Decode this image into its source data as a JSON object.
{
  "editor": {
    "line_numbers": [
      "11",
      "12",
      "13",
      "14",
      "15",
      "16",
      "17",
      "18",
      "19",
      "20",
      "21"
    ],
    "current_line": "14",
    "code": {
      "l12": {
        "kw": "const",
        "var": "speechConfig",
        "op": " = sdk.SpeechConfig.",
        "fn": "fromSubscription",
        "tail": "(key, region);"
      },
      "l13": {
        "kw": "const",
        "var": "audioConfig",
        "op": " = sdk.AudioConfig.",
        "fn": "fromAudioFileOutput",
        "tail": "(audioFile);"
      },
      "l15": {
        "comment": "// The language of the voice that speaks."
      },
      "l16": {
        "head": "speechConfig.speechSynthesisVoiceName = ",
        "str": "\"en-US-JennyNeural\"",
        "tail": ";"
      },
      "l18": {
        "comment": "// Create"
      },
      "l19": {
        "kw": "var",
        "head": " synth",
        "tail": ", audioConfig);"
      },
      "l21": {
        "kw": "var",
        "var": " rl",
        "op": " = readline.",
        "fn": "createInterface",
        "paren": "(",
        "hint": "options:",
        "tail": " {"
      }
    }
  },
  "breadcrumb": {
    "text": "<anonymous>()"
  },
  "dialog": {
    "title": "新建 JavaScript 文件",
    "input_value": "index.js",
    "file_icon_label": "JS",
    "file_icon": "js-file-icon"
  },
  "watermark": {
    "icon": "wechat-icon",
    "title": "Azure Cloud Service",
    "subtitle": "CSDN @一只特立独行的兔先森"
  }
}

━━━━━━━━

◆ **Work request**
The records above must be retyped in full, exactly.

◆ **Answer space**
Decode this image into its source data as a JSON object.
{
  "editor": {
    "line_numbers": [
      "11",
      "12",
      "13",
      "14",
      "15",
      "16",
      "17",
      "18",
      "19",
      "20",
      "21"
    ],
    "current_line": "14",
    "code": {
      "l12": {
        "kw": "const",
        "var": "speechConfig",
        "op": " = sdk.SpeechConfig.",
        "fn": "fromSubscription",
        "tail": "(key, region);"
      },
      "l13": {
        "kw": "const",
        "var": "audioConfig",
        "op": " = sdk.AudioConfig.",
        "fn": "fromAudioFileOutput",
        "tail": "(audioFile);"
      },
      "l15": {
        "comment": "// The language of the voice that speaks."
      },
      "l16": {
        "head": "speechConfig.speechSynthesisVoiceName = ",
        "str": "\"en-US-JennyNeural\"",
        "tail": ";"
      },
      "l18": {
        "comment": "// Create"
      },
      "l19": {
        "kw": "var",
        "head": " synth",
        "tail": ", audioConfig);"
      },
      "l21": {
        "kw": "var",
        "var": " rl",
        "op": " = readline.",
        "fn": "createInterface",
        "paren": "(",
        "hint": "options:",
        "tail": " {"
      }
    }
  },
  "breadcrumb": {
    "text": "<anonymous>()"
  },
  "dialog": {
    "title": "新建 JavaScript 文件",
    "input_value": "index.js",
    "file_icon_label": "JS",
    "file_icon": "js-file-icon"
  },
  "watermark": {
    "icon": "wechat-icon",
    "title": "Azure Cloud Service",
    "subtitle": "CSDN @一只特立独行的兔先森"
  }
}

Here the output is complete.